I recently read an article on a well published website, where a noted blogger was discussing her crisis of faith with modern paganism and its many derivatives. I respect this author and have read her writings for some time, but felt a bit annoyed by the tone of the piece. Now, don’t get me wrong, I thoroughly enjoyed her honesty and ability to thoughtfully convey her doubts, and readily admit, that even pagan die-hards like myself have periods of dryness, of heartache, of questioning our thoughts and convictions. However, what disturbed me most about the article was the fallback of the author on the ‘spiritual sanctuary’ and ‘inspiration’ of ‘Abrahamic’ religions to offer support that paganism was unable to provide. Really? In the interest of animistic polytheists like myself, I would like to offer a rebuttal….and I hope one as equally thought out and well-written as that of my doubting, searching sister.
The background, the foundation and the infrastructure of monotheistic religion is pagan in origin. In his 1878 Essay on the Development of the Christian Doctrine, John H. Newman wrote:
“The use of temples, and these dedicated to particular saints, and ornamented on occasions with branches of trees, incense, lamps and candles; votive offerings on recovery from illness; holy water; asylums; holy days and seasons, use of calendars, processions, blessings on the fields, sacerdotal vestments, the tonsure, the ring in marriage, turning to the east, images at a later date, the ecclesiastical chant and the Kyrie Eleison are all of pagan origin and sanctified by their adoption into the Church.”
From the dying god mythos to current holiday celebrations of Oestre and Yule, the ‘Abrahamic’ religions felt a need to incorporate the strength, endurance and the longevity of the pagan culture into their own to attract converts and to stabilize a religion that was only gaining followers with bullying tactics and torturous threats.
To me, these examples symbolize the strength and stability of the pagan path and its origins. It deeply resonates with humanity and is not a path of shifting sand, but rather, so strong that its own symbols and ancestral tenets were adopted by a religion grasping for solidity after a sloppy, sophomoric start.
If one is not religious or has no firm anchor on which to attach, then during the buffeting winds of life, one may find oneself battered and bruised and left wondering what the hell happened. Paganism is no different. It is my belief that one must have something greater than oneself to call upon; be it the Gods, Mother Earth, the Cosmos, the Cosmic Web, or the Fates.
Philosopher and historian, Mircea Eliade, in his book, “The Myth of Eternal Return”, views the sacred as ‘….a construct of human consciousness.’ ‘All things reveal and all things conceal, the Nature of Being”. This ambiguity is echoed in doubts of Pagans and Christians, Jews, Hindus and Muslims all over the globe. Doubt is not wholly the pagan’s playground. It is the Nature of things to Change.

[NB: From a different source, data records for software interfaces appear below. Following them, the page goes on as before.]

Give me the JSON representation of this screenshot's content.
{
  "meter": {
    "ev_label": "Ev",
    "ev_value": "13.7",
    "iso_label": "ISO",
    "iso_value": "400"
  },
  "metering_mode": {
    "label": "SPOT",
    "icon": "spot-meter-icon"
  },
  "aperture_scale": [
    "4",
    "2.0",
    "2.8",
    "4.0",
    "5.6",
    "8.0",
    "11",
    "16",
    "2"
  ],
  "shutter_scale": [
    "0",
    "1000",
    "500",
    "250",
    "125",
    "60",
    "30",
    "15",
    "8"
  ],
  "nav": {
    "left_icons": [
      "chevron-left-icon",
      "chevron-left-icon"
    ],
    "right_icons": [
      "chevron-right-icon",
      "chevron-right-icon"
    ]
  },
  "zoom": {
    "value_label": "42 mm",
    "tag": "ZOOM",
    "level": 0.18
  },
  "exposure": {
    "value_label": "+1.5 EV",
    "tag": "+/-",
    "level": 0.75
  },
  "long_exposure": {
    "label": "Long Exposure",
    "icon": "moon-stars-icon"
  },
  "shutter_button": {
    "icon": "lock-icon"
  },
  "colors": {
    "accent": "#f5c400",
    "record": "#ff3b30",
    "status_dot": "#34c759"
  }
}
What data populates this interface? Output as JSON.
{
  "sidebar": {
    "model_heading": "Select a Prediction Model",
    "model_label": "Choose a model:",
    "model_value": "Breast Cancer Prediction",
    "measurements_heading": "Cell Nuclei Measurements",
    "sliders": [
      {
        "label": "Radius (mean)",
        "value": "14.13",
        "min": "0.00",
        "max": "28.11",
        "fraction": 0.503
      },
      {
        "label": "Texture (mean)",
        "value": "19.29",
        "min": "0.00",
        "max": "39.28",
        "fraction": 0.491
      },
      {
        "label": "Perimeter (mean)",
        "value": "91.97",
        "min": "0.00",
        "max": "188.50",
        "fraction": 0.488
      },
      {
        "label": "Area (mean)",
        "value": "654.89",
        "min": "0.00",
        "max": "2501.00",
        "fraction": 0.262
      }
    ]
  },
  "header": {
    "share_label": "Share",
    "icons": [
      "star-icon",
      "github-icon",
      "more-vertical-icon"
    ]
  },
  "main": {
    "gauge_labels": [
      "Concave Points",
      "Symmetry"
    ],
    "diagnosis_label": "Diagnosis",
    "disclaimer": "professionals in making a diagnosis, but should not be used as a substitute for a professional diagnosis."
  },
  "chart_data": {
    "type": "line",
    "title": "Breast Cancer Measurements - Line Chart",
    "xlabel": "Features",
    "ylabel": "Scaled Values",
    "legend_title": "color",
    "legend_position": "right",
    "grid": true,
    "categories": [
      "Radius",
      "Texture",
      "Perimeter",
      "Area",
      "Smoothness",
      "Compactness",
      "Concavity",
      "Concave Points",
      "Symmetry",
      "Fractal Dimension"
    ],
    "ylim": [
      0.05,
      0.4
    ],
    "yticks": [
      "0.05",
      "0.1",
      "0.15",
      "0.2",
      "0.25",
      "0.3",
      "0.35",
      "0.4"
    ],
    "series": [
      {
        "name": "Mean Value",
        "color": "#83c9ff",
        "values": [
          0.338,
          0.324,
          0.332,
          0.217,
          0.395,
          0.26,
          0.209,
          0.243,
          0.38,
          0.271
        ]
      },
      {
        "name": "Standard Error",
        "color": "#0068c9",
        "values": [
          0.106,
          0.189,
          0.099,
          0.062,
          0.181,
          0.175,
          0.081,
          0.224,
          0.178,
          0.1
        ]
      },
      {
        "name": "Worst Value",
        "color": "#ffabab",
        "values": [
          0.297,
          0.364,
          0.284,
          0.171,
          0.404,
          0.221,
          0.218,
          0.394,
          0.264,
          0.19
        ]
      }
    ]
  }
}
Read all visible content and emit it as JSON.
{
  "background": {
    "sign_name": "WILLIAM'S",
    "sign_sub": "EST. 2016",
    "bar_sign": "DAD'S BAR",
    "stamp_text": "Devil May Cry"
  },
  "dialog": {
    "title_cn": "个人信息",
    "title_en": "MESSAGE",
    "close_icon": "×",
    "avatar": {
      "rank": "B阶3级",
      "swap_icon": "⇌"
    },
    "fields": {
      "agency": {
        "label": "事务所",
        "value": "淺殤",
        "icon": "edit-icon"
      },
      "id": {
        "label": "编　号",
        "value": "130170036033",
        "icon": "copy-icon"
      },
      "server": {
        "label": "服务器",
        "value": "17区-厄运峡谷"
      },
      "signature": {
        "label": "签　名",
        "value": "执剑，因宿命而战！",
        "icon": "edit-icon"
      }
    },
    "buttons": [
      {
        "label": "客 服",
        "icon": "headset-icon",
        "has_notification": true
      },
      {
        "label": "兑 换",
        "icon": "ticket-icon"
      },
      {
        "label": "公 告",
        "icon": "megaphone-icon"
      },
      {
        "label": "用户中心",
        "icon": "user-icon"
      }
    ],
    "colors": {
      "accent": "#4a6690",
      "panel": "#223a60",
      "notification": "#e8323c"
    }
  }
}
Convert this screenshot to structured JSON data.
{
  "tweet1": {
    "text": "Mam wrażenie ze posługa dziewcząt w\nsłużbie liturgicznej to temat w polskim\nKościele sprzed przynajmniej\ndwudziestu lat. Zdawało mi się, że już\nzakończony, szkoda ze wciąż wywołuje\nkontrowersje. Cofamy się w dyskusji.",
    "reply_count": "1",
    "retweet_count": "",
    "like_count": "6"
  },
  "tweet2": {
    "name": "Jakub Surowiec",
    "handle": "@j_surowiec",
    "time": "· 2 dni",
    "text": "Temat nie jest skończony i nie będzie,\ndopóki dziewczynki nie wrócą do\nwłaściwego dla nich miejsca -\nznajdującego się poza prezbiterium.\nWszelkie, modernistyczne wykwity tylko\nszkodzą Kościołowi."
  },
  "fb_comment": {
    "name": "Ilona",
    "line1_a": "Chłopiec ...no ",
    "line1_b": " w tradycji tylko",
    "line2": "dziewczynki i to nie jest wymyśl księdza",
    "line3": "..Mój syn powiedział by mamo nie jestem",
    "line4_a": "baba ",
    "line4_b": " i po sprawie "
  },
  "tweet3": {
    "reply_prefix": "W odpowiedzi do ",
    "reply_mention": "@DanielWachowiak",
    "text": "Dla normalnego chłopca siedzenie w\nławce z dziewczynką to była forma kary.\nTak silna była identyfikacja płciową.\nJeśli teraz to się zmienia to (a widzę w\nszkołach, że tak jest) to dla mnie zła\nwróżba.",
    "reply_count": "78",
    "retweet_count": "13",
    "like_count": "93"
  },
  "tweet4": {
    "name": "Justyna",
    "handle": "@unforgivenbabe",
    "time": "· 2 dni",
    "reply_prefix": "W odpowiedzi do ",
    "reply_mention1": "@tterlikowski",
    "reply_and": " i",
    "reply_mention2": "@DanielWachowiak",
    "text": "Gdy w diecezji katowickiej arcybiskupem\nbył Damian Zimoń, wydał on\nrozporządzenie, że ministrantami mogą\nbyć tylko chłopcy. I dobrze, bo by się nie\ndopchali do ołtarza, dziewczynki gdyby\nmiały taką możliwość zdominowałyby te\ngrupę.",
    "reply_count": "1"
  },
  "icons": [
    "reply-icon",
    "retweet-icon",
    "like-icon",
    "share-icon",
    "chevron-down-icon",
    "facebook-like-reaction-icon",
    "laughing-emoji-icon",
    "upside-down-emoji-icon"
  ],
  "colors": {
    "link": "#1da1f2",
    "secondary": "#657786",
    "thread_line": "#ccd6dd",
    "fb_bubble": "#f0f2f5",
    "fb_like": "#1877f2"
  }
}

Change is the only constant and nothing is set, but only our belief makes it so. No religion or belief system holds the key to stability, to sanctuary, to firm foundation, to doubt-free existence. However, I agree with Eliade on the point that the “…Earth herself is intuitively a religious form”. The Earth Mother and the Divine Feminine historically have been ‘anchors’ for pagans; that port in the storm to which we cling.
She is our source of protection, nourishment and Power from which we all draw. We are taken out of ourselves and thrown about the Cosmos on Her whim. She is life to us, She is faith to us, She is mother and destroyer to us. She is not shifting sand. She is mountain, ocean, elemental and solid. There is nothing ‘weak’ or ‘shifty’ abiding here. The Christian and Jewish patriarchs who claim ‘dominion’ over Her must surely be jesting. Dominion? I see no evidence of man holding dominion over his own paltry life, let alone the most Ancient Gaia. We are ruled by Her moods, Her weather, Her changes and now, our ignorant destruction of Her. We shall pay for our disregard and narcissism.
All of mankind occasionally finds themselves careening through rolling waves of doubt. This is nothing new, nor is there any belief system that will eradicate it fully. I myself rest on the oldest of religions; the primitive, powerful, magical system that has sustained humanity for thousands of years before the birth of an Abraham or Jesus. I need no scapegoat god to hold up my ceiling of faith. I have my ancestors, my Deities, the Earth Mother and the magic of the spheres. I have the elements, the Spirits, the Dark Arts which tap into the Unknown. I shiver in anticipation of my faith. What will it bring? What will be the ending? Doubts there may sometimes be, but faith pervades and ultimately remains sure on a mountain of history, on an ocean of evidence, on a personal decision to return to the archaic and ancient; on all the history and legacy that transcends the shifting sands of time.
Sjoo, Monica and Mor, Barbara. The Great Cosmic Mother. New York: Harper and Row, 1987.
Eliade, Mircea. Patterns of Comparative Religion. New York: Skeed and Ward, 1958.
Eliade, Mircea. The Myth of Eternal Return or Cosmos and History. New York: HarperTorch Books, 1954.